Prosper tested Vizion.ai by uploading streams of content from AWS tiers, where it stores 3 PB of data, Duarte said. Prosper asked Panzura for access to hotter data in the local cache through a URL-enabled link that a user could click to open the file. The system downloads and rehydrates the file into the Panzura platform’s retrieval folder, Duarte said.
The Vizion.ai service looks promising, Duarte said, and Prosper will likely purchase it. He said its index and search could benefit customer service representatives who need to access call logs for training, playback or other purposes. The Vizion.ai service could also assist departments that deal with access log and audit information for compliance and risk management. Duarte said Prosper has been testing the uploading and manipulation of content inside the file system to track usage patterns.
“We’ve already gone through the route of using tools like Active Directory for multifactor authentication,” he said. “But now, to have the visibility to see who’s working on files, moving files, trying to access files allows us a greater level of granularity to bring an additional level of security.”
The usage-tracking info collected by Vizion.ai could show the cost to rehydrate archived content and determine which content is a good candidate to move to cheaper cloud storage, Duarte said.
Hybrid cloud data management
“With Vizion.ai, Panzura has the potential to evolve from the traditional cloud storage gateway use case toward global hybrid cloud data management,” Gartner research director Julia Palmer wrote in an email.
Legacy gateways and other hybrid storage products, until recently, have focused on backup, archiving and tiering data to the cloud, Palmer said.
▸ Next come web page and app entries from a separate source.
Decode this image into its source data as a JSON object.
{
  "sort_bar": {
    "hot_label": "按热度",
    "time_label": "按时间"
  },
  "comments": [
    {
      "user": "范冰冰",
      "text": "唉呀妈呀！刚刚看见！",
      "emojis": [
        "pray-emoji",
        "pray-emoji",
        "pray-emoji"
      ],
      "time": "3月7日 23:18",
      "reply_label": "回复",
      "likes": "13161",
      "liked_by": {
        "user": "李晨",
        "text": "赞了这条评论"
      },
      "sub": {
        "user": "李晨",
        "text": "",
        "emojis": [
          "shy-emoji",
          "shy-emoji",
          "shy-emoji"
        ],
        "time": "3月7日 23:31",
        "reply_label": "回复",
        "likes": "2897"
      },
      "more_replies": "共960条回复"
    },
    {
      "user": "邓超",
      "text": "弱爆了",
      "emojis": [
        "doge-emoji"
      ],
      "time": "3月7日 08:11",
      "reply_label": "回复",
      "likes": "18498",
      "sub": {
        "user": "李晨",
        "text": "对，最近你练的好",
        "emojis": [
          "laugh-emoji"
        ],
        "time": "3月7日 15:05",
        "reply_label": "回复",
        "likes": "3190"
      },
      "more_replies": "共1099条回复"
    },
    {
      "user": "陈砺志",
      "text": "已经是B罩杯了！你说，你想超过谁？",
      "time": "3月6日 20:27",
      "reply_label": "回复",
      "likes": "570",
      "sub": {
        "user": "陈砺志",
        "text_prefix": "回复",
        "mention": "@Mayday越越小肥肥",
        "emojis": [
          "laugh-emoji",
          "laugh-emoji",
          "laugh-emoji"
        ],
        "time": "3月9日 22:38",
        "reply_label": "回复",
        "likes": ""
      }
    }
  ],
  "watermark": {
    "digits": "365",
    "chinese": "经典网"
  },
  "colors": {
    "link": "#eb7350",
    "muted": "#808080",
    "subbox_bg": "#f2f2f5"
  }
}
They wrote data in a proprietary format that other vendors’ technology couldn’t use.
Steven Hill, a senior analyst at 451 Research, said Panzura’s traditional competitors include cloud NAS and gateway companies such as Actifio, Ctera Networks, Microsoft’s Avere Systems, Nasuni and SoftNAS, along with Dell EMC, Hewlett Packard Enterprise and IBM.
“Today, there are dozens of vendors in the secondary storage market that are merging file and object as part of a more advanced storage architecture that focuses on the problems of information management, security and protection, rather than providing traditional ‘dumb’ storage,” Hill wrote in an email.